You should also look up "Jacob's Ladder" on this section of spark gap. it shows how a spark can seemingly climb up electrodes that have a slight angle between them: -

enter image description here

It's all down to Paschen's Law.

  • \$\begingroup\$ So perturbations in atmospheric pressure? \$\endgroup\$
    – DKNguyen
    Commented Oct 2, 2021 at 17:24
  • \$\begingroup\$ Maybe, maybe not, it depends on what you are asking. \$\endgroup\$
    – Andy aka
    Commented Oct 2, 2021 at 17:41
  • 1
    \$\begingroup\$ huh? "Torr cm" is not a measure of distance \$\endgroup\$ Commented Oct 2, 2021 at 18:59
  • \$\begingroup\$ @jasen if pressure is constant it can be regarded as electrode distance as per this slightly better described picture - 1 atmosphere is 760 torr as in mm of mercury \$\endgroup\$
    – Andy aka
    Commented Oct 2, 2021 at 19:25
  • \$\begingroup\$ so "5mm and 100mm" is wrong? 0.007 and 0.14mm being closer to the mark? \$\endgroup\$ Commented Oct 2, 2021 at 19:52

I'd guess once the first arc discharge occurs, it releases a pressure wave (that's the 'pop' you hear) and causes the air density to vary in a concentric ripple pattern spreading outward from that arc.

Meanwhile, the circuitry, having been discharged, has to build up to a sufficient voltage again. This takes time.

The random pattern is the result of the "beating" between the air density spatial ripple pattern and the temporal discharge interval.

To experiment with this, modify your circuit to slow down the recharging and see how the pattern is affected.

Honestly, this is a wild guess to what's an interesting question.


So you're feeding the mesh plates for the mosquito racket from a stun-gun energizer that is itself spark triggered.

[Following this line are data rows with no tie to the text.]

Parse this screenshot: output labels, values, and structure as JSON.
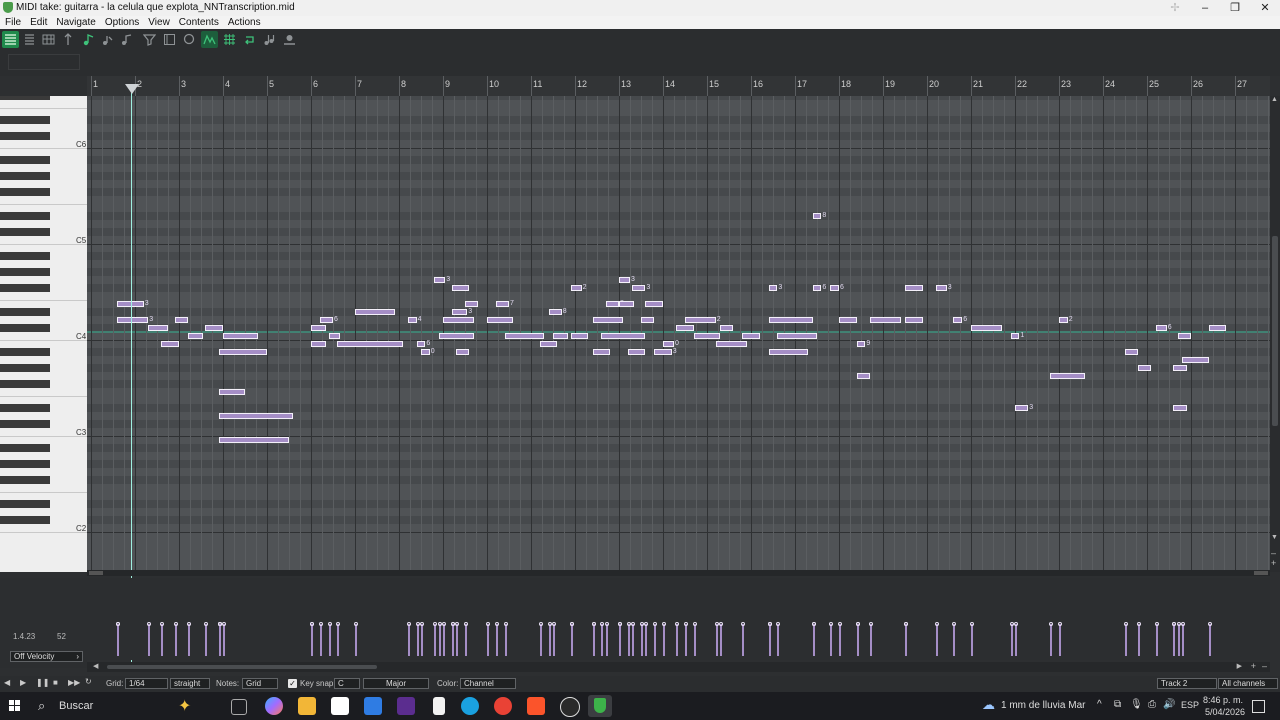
{
  "window": {
    "title": "MIDI take: guitarra - la celula que explota_NNTranscription.mid"
  },
  "menu": [
    "File",
    "Edit",
    "Navigate",
    "Options",
    "View",
    "Contents",
    "Actions"
  ],
  "toolbar_icons": [
    "view-list-icon",
    "menu-lines-icon",
    "grid-view-icon",
    "piano-view-icon",
    "music-note-icon",
    "note-arrow-icon",
    "note-step-icon",
    "filter-icon",
    "frame-icon",
    "search-icon",
    "waveform-icon",
    "grid-toggle-icon",
    "loop-icon",
    "chord-icon",
    "velocity-icon"
  ],
  "ruler": {
    "bars": [
      "1",
      "2",
      "3",
      "4",
      "5",
      "6",
      "7",
      "8",
      "9",
      "10",
      "11",
      "12",
      "13",
      "14",
      "15",
      "16",
      "17",
      "18",
      "19",
      "20",
      "21",
      "22",
      "23",
      "24",
      "25",
      "26",
      "27"
    ]
  },
  "keyboard": {
    "octave_labels": [
      "C6",
      "C5",
      "C4",
      "C3",
      "C2"
    ]
  },
  "notes": [
    {
      "bar": 1.6,
      "len": 0.6,
      "pitch": 64,
      "lab": "3"
    },
    {
      "bar": 1.6,
      "len": 0.7,
      "pitch": 62,
      "lab": "3"
    },
    {
      "bar": 2.3,
      "len": 0.45,
      "pitch": 61,
      "lab": ""
    },
    {
      "bar": 2.6,
      "len": 0.4,
      "pitch": 59,
      "lab": ""
    },
    {
      "bar": 2.9,
      "len": 0.3,
      "pitch": 62,
      "lab": ""
    },
    {
      "bar": 3.2,
      "len": 0.35,
      "pitch": 60,
      "lab": ""
    },
    {
      "bar": 3.6,
      "len": 0.4,
      "pitch": 61,
      "lab": ""
    },
    {
      "bar": 4.0,
      "len": 0.8,
      "pitch": 60,
      "lab": ""
    },
    {
      "bar": 3.9,
      "len": 1.1,
      "pitch": 58,
      "lab": ""
    },
    {
      "bar": 3.9,
      "len": 0.6,
      "pitch": 53,
      "lab": ""
    },
    {
      "bar": 3.9,
      "len": 1.7,
      "pitch": 50,
      "lab": ""
    },
    {
      "bar": 3.9,
      "len": 1.6,
      "pitch": 47,
      "lab": ""
    },
    {
      "bar": 6.0,
      "len": 0.35,
      "pitch": 59,
      "lab": ""
    },
    {
      "bar": 6.0,
      "len": 0.35,
      "pitch": 61,
      "lab": ""
    },
    {
      "bar": 6.2,
      "len": 0.3,
      "pitch": 62,
      "lab": "6"
    },
    {
      "bar": 6.4,
      "len": 0.25,
      "pitch": 60,
      "lab": ""
    },
    {
      "bar": 6.6,
      "len": 1.5,
      "pitch": 59,
      "lab": ""
    },
    {
      "bar": 7.0,
      "len": 0.9,
      "pitch": 63,
      "lab": ""
    },
    {
      "bar": 8.2,
      "len": 0.2,
      "pitch": 62,
      "lab": "4"
    },
    {
      "bar": 8.4,
      "len": 0.2,
      "pitch": 59,
      "lab": "6"
    },
    {
      "bar": 8.5,
      "len": 0.2,
      "pitch": 58,
      "lab": "0"
    },
    {
      "bar": 8.8,
      "len": 0.25,
      "pitch": 67,
      "lab": "3"
    },
    {
      "bar": 8.9,
      "len": 0.8,
      "pitch": 60,
      "lab": ""
    },
    {
      "bar": 9.0,
      "len": 0.7,
      "pitch": 62,
      "lab": ""
    },
    {
      "bar": 9.2,
      "len": 0.35,
      "pitch": 63,
      "lab": "3"
    },
    {
      "bar": 9.2,
      "len": 0.4,
      "pitch": 66,
      "lab": ""
    },
    {
      "bar": 9.3,
      "len": 0.3,
      "pitch": 58,
      "lab": ""
    },
    {
      "bar": 9.5,
      "len": 0.3,
      "pitch": 64,
      "lab": ""
    },
    {
      "bar": 10.0,
      "len": 0.6,
      "pitch": 62,
      "lab": ""
    },
    {
      "bar": 10.2,
      "len": 0.3,
      "pitch": 64,
      "lab": "7"
    },
    {
      "bar": 10.4,
      "len": 0.9,
      "pitch": 60,
      "lab": ""
    },
    {
      "bar": 11.2,
      "len": 0.4,
      "pitch": 59,
      "lab": ""
    },
    {
      "bar": 11.4,
      "len": 0.3,
      "pitch": 63,
      "lab": "8"
    },
    {
      "bar": 11.5,
      "len": 0.35,
      "pitch": 60,
      "lab": ""
    },
    {
      "bar": 11.9,
      "len": 0.25,
      "pitch": 66,
      "lab": "2"
    },
    {
      "bar": 11.9,
      "len": 0.4,
      "pitch": 60,
      "lab": ""
    },
    {
      "bar": 12.4,
      "len": 0.7,
      "pitch": 62,
      "lab": ""
    },
    {
      "bar": 12.4,
      "len": 0.4,
      "pitch": 58,
      "lab": ""
    },
    {
      "bar": 12.6,
      "len": 1.0,
      "pitch": 60,
      "lab": ""
    },
    {
      "bar": 12.7,
      "len": 0.3,
      "pitch": 64,
      "lab": "8"
    },
    {
      "bar": 13.0,
      "len": 0.25,
      "pitch": 67,
      "lab": "3"
    },
    {
      "bar": 13.0,
      "len": 0.35,
      "pitch": 64,
      "lab": ""
    },
    {
      "bar": 13.2,
      "len": 0.4,
      "pitch": 58,
      "lab": ""
    },
    {
      "bar": 13.3,
      "len": 0.3,
      "pitch": 66,
      "lab": "3"
    },
    {
      "bar": 13.5,
      "len": 0.3,
      "pitch": 62,
      "lab": ""
    },
    {
      "bar": 13.6,
      "len": 0.4,
      "pitch": 64,
      "lab": ""
    },
    {
      "bar": 13.8,
      "len": 0.4,
      "pitch": 58,
      "lab": "3"
    },
    {
      "bar": 14.0,
      "len": 0.25,
      "pitch": 59,
      "lab": "0"
    },
    {
      "bar": 14.3,
      "len": 0.4,
      "pitch": 61,
      "lab": ""
    },
    {
      "bar": 14.5,
      "len": 0.7,
      "pitch": 62,
      "lab": "2"
    },
    {
      "bar": 14.7,
      "len": 0.6,
      "pitch": 60,
      "lab": ""
    },
    {
      "bar": 15.2,
      "len": 0.7,
      "pitch": 59,
      "lab": ""
    },
    {
      "bar": 15.3,
      "len": 0.3,
      "pitch": 61,
      "lab": ""
    },
    {
      "bar": 15.8,
      "len": 0.4,
      "pitch": 60,
      "lab": ""
    },
    {
      "bar": 16.4,
      "len": 0.2,
      "pitch": 66,
      "lab": "3"
    },
    {
      "bar": 16.4,
      "len": 1.0,
      "pitch": 62,
      "lab": ""
    },
    {
      "bar": 16.4,
      "len": 0.9,
      "pitch": 58,
      "lab": ""
    },
    {
      "bar": 16.6,
      "len": 0.9,
      "pitch": 60,
      "lab": ""
    },
    {
      "bar": 17.4,
      "len": 0.2,
      "pitch": 75,
      "lab": "8"
    },
    {
      "bar": 17.4,
      "len": 0.2,
      "pitch": 66,
      "lab": "6"
    },
    {
      "bar": 17.8,
      "len": 0.2,
      "pitch": 66,
      "lab": "6"
    },
    {
      "bar": 18.0,
      "len": 0.4,
      "pitch": 62,
      "lab": ""
    },
    {
      "bar": 18.7,
      "len": 0.7,
      "pitch": 62,
      "lab": ""
    },
    {
      "bar": 18.4,
      "len": 0.2,
      "pitch": 59,
      "lab": "9"
    },
    {
      "bar": 18.4,
      "len": 0.3,
      "pitch": 55,
      "lab": ""
    },
    {
      "bar": 19.5,
      "len": 0.4,
      "pitch": 66,
      "lab": ""
    },
    {
      "bar": 19.5,
      "len": 0.4,
      "pitch": 62,
      "lab": ""
    },
    {
      "bar": 20.2,
      "len": 0.25,
      "pitch": 66,
      "lab": "3"
    },
    {
      "bar": 20.6,
      "len": 0.2,
      "pitch": 62,
      "lab": "6"
    },
    {
      "bar": 21.0,
      "len": 0.7,
      "pitch": 61,
      "lab": ""
    },
    {
      "bar": 21.9,
      "len": 0.2,
      "pitch": 60,
      "lab": "1"
    },
    {
      "bar": 22.0,
      "len": 0.3,
      "pitch": 51,
      "lab": "3"
    },
    {
      "bar": 23.0,
      "len": 0.2,
      "pitch": 62,
      "lab": "2"
    },
    {
      "bar": 22.8,
      "len": 0.8,
      "pitch": 55,
      "lab": ""
    },
    {
      "bar": 24.5,
      "len": 0.3,
      "pitch": 58,
      "lab": ""
    },
    {
      "bar": 24.8,
      "len": 0.3,
      "pitch": 56,
      "lab": ""
    },
    {
      "bar": 25.2,
      "len": 0.25,
      "pitch": 61,
      "lab": "6"
    },
    {
      "bar": 25.7,
      "len": 0.3,
      "pitch": 60,
      "lab": ""
    },
    {
      "bar": 25.6,
      "len": 0.3,
      "pitch": 56,
      "lab": ""
    },
    {
      "bar": 25.8,
      "len": 0.6,
      "pitch": 57,
      "lab": ""
    },
    {
      "bar": 26.4,
      "len": 0.4,
      "pitch": 61,
      "lab": ""
    },
    {
      "bar": 25.6,
      "len": 0.3,
      "pitch": 51,
      "lab": ""
    }
  ],
  "velocity_lane": {
    "position": "1.4.23",
    "value": "52",
    "lane_select": "Off Velocity"
  },
  "bottombar": {
    "grid_label": "Grid:",
    "grid_value": "1/64",
    "swing_value": "straight",
    "notes_label": "Notes:",
    "notes_value": "Grid",
    "keysnap_label": "Key snap:",
    "key_value": "C",
    "scale_value": "Major",
    "color_label": "Color:",
    "color_value": "Channel",
    "track_value": "Track 2",
    "channels_value": "All channels"
  },
  "taskbar": {
    "search_placeholder": "Buscar",
    "weather": "1 mm de lluvia Mar",
    "lang": "ESP",
    "time": "8:46 p. m.",
    "date": "5/04/2026"
  },
  "colors": {
    "note_fill": "#a58ec6",
    "grid_bg": "#505356",
    "cursor": "#9ff0e0"
  }
}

Ihe rising edge of each pulse will be very steep and will rapidly charge the capacitor plates formed by the two grids. after that you get echoes of the pulse reflected from the edges of the grid.

The pulses from the stun gun energizer are themselves made using a spark gap and that spark gap will be changed by each pulse, so each pulse will be different.

So the echoes from the edges of the plates will be different each time, thus the sufficient voltage peak can appear in a different place each time.


Your Answer

By clicking “Post Your Answer”, you agree to our terms of service and acknowledge you have read our privacy policy.

Not the answer you're looking for? Browse other questions tagged or ask your own question.